Because it's probably not one drug fits all, and perhaps for older patients where the toxicity may be more, and perhaps the benefit may be less obvious, maybe it's not for those patients.  Perhaps it's for younger patients, earlier on in their disease course.  Perhaps it can control the momentum of the disease in a very important way, so we have to figure it out. 

We have to look at, for example, things that we've talked about in a former session, the mutational or molecular profile of patients.  Perhaps there's a signature that will tell us which patients are more likely to benefit, because it really doesn't make sense to give even patient one drug when it's likely that a fraction of those patients will really benefit from it, and perhaps the other patients should be treated with something else. 

Andrew Schorr:

Okay.  Dr. John Mascarenhas from Mount Sinai, thank you so much for being with us and the research you continue to help lead with colleagues, peers around the world.  

Dr. Mascarenhas:

Thanks for having me. 

Andrew Schorr:

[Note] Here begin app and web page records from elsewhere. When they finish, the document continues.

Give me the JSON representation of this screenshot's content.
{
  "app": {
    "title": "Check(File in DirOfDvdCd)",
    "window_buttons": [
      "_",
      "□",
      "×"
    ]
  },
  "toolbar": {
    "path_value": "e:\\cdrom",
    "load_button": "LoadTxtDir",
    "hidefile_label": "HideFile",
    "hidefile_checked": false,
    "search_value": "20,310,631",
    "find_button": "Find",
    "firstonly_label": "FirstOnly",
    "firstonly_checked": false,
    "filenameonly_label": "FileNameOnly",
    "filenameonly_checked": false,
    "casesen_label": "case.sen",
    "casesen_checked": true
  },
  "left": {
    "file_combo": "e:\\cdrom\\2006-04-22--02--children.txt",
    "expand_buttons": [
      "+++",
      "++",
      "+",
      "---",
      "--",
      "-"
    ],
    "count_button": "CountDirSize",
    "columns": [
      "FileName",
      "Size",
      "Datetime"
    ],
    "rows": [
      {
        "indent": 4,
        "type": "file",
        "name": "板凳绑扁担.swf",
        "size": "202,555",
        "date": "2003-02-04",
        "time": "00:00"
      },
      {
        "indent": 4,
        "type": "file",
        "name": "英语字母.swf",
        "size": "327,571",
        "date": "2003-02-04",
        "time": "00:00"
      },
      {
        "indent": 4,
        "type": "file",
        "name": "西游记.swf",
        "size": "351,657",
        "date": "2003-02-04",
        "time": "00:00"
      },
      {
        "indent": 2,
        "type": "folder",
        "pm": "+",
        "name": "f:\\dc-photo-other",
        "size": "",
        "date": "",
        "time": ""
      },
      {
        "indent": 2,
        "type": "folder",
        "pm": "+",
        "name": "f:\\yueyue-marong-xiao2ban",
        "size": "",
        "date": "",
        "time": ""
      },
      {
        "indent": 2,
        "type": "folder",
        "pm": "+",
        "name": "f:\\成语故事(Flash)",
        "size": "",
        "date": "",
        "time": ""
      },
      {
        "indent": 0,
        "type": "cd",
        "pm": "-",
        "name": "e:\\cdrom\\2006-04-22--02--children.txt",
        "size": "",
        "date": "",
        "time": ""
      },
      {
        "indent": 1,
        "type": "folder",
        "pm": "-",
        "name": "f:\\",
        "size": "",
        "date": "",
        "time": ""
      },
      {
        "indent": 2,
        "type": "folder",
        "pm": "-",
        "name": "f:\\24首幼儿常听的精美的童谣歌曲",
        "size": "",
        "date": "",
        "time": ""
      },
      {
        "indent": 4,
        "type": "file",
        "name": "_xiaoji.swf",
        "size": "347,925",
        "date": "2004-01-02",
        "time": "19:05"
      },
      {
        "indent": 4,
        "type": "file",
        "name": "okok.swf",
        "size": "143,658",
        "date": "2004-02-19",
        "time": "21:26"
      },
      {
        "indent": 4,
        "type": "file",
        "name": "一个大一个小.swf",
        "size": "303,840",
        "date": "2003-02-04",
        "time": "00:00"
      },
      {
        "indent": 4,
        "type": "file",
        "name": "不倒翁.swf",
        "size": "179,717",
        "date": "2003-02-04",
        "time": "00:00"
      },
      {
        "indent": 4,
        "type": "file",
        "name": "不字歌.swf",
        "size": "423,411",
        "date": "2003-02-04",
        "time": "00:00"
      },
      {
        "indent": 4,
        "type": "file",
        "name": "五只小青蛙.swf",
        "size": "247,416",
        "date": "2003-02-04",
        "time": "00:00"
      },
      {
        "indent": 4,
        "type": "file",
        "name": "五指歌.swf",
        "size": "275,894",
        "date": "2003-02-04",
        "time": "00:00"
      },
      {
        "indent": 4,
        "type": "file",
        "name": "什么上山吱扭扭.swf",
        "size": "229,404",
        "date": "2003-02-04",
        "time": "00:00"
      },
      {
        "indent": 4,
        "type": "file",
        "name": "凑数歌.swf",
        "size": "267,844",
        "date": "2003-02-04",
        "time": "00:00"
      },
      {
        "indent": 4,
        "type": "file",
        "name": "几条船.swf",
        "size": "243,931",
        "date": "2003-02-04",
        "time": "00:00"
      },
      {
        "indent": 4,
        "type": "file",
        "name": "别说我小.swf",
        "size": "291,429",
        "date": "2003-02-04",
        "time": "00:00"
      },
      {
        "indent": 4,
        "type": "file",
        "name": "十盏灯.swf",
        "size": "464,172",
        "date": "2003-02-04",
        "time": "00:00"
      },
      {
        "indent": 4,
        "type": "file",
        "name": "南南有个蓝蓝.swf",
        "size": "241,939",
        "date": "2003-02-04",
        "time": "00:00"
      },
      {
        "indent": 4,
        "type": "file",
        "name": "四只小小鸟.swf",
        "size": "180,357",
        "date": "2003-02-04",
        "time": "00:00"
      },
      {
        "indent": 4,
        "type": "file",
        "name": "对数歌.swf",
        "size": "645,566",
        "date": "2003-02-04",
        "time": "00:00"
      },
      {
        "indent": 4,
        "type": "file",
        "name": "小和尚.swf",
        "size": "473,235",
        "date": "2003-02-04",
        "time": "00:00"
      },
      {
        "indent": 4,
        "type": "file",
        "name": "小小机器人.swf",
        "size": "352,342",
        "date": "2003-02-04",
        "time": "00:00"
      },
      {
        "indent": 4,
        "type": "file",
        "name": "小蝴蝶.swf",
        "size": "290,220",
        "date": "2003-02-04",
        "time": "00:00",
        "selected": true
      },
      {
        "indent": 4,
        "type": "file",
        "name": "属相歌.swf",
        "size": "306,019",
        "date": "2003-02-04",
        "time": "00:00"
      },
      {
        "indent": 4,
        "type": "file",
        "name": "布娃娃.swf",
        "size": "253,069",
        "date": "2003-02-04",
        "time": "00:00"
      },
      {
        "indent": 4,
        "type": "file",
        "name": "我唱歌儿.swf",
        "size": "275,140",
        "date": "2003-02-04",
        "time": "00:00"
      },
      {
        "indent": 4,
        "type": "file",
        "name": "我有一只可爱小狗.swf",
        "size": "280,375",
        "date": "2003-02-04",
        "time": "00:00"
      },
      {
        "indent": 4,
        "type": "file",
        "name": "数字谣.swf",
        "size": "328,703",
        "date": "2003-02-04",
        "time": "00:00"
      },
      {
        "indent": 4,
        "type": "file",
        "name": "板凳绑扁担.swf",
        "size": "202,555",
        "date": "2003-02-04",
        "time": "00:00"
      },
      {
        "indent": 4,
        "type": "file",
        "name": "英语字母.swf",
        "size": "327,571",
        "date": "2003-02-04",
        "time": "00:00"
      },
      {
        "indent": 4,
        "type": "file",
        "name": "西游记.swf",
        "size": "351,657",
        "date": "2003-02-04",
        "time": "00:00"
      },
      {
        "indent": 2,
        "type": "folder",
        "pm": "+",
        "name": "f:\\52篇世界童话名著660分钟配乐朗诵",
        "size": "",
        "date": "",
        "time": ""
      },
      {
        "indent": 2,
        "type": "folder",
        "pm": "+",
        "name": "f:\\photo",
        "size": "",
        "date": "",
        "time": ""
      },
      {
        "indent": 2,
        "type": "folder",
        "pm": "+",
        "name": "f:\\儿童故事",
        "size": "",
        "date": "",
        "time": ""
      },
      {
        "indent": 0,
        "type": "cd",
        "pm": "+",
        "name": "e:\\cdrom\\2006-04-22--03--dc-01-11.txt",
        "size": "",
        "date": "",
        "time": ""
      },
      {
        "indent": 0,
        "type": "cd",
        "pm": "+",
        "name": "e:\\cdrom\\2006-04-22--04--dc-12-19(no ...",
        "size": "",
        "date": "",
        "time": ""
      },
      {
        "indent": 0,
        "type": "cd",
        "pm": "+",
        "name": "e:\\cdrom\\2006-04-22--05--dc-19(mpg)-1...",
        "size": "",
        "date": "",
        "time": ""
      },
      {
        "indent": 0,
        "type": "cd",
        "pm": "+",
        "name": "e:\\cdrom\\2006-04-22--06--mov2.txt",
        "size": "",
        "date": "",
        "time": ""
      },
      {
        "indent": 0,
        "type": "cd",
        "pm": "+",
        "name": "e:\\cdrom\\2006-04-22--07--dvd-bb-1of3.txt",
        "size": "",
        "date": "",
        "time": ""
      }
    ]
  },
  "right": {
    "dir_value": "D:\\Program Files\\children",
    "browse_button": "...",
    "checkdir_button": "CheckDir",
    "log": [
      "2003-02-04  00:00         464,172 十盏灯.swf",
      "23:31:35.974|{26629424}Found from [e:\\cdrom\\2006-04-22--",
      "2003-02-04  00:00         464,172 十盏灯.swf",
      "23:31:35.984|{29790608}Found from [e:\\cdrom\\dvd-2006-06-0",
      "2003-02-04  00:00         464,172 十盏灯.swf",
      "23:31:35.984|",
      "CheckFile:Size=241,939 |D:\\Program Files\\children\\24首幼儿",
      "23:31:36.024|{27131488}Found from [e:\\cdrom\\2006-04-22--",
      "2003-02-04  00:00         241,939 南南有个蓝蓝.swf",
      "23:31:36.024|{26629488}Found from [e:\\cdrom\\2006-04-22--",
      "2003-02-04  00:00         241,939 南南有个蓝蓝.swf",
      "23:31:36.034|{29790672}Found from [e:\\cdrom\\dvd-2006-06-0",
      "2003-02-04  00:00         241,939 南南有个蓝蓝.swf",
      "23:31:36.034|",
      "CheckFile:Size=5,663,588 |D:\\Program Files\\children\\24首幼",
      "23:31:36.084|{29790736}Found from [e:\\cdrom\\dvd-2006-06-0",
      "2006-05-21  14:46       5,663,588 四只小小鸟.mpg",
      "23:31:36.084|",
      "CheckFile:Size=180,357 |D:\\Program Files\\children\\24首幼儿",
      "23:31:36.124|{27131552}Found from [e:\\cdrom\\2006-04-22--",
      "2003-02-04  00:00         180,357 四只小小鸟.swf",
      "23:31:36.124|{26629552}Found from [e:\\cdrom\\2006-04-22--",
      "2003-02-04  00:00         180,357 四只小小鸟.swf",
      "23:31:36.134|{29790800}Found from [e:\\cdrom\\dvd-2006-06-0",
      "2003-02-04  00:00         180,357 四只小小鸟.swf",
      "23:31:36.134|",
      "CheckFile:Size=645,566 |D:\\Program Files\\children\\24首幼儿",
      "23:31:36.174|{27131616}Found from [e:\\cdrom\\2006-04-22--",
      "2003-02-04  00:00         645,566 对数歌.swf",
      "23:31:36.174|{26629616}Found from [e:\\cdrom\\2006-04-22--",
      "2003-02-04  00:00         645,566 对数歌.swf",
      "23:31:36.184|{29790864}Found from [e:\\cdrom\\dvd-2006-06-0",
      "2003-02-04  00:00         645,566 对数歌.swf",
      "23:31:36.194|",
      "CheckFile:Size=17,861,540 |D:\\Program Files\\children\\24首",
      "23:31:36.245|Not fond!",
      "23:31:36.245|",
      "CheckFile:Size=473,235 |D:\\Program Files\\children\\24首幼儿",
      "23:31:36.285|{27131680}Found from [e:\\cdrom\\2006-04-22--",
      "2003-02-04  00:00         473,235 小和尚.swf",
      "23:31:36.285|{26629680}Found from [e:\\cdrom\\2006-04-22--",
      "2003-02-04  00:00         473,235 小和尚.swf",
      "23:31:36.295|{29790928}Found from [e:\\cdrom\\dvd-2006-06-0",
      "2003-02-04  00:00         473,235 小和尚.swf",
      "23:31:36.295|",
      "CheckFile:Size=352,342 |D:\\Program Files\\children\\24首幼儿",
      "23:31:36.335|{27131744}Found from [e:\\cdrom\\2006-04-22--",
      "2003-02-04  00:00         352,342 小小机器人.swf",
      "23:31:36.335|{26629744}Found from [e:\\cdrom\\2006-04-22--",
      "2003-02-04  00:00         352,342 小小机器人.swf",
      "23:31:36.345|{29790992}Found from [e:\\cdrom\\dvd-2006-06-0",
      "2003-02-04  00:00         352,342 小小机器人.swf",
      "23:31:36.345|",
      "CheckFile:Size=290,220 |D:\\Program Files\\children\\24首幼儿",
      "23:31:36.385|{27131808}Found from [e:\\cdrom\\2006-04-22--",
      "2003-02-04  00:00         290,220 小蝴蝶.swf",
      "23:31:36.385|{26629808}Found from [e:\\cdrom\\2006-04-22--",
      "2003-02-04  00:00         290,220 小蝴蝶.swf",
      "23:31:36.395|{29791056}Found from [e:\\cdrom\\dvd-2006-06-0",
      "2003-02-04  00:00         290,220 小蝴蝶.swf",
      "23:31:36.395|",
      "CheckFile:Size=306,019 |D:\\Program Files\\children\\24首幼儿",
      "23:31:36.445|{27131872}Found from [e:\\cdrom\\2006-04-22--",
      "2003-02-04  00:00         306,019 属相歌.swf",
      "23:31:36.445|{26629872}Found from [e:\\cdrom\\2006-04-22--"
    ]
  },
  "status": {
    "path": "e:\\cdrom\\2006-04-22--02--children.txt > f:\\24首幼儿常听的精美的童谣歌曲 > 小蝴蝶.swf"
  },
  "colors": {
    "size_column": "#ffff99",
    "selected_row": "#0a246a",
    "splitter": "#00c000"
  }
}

We're very grateful.  I think the message for patients when it comes to interferon is, of course, check in with an MPN specialist related to this and the research that's ongoing to see is there a trial that matches up with your situation.  Does interferon have a role for you? 

Thank you for being with us.  I'm Andrew Schorr.  Remember, knowledge can be the best medicine of all.

Please remember the opinions expressed on Patient Power are not necessarily the views of our sponsors, contributors, partners or Patient Power. Our discussions are not a substitute for seeking medical advice or care from your own doctor. That’s how you’ll get care that’s most appropriate for you. 

Related Programs

How Can I Combat Depression Associated With Interferon Therapy?

Patient Power community member, Kathy, asks Dr. John Mascarenhas about the connection between depression and interferon therapy and how the condition can be managed.

Published:

Advertisement
Join Our Community Register for Events Read Our Latest Blog
Advertisement

Page last updated on August 9, 2017